### EXERCISE
How many lines in the listing contain the word "value"? Reply with the number alone.
━━━━━ MATERIAL FOR THE TASK ━━━━━
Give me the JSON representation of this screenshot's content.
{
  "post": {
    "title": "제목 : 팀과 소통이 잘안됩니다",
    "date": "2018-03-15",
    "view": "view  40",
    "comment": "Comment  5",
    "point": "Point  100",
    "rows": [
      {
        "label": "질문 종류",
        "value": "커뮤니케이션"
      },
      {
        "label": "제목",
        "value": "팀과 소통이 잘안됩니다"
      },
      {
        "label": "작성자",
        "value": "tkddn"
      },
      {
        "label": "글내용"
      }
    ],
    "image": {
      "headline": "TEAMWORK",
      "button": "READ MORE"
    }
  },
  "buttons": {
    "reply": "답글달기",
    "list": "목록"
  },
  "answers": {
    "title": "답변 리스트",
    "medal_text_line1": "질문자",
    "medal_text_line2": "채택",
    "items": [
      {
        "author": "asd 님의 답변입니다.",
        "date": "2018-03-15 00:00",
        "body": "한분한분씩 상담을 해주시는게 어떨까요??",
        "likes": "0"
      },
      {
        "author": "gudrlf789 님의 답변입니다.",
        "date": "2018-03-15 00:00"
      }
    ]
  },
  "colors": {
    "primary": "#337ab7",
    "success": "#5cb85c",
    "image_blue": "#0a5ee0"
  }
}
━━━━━
### RESULT OF THE EXERCISE
3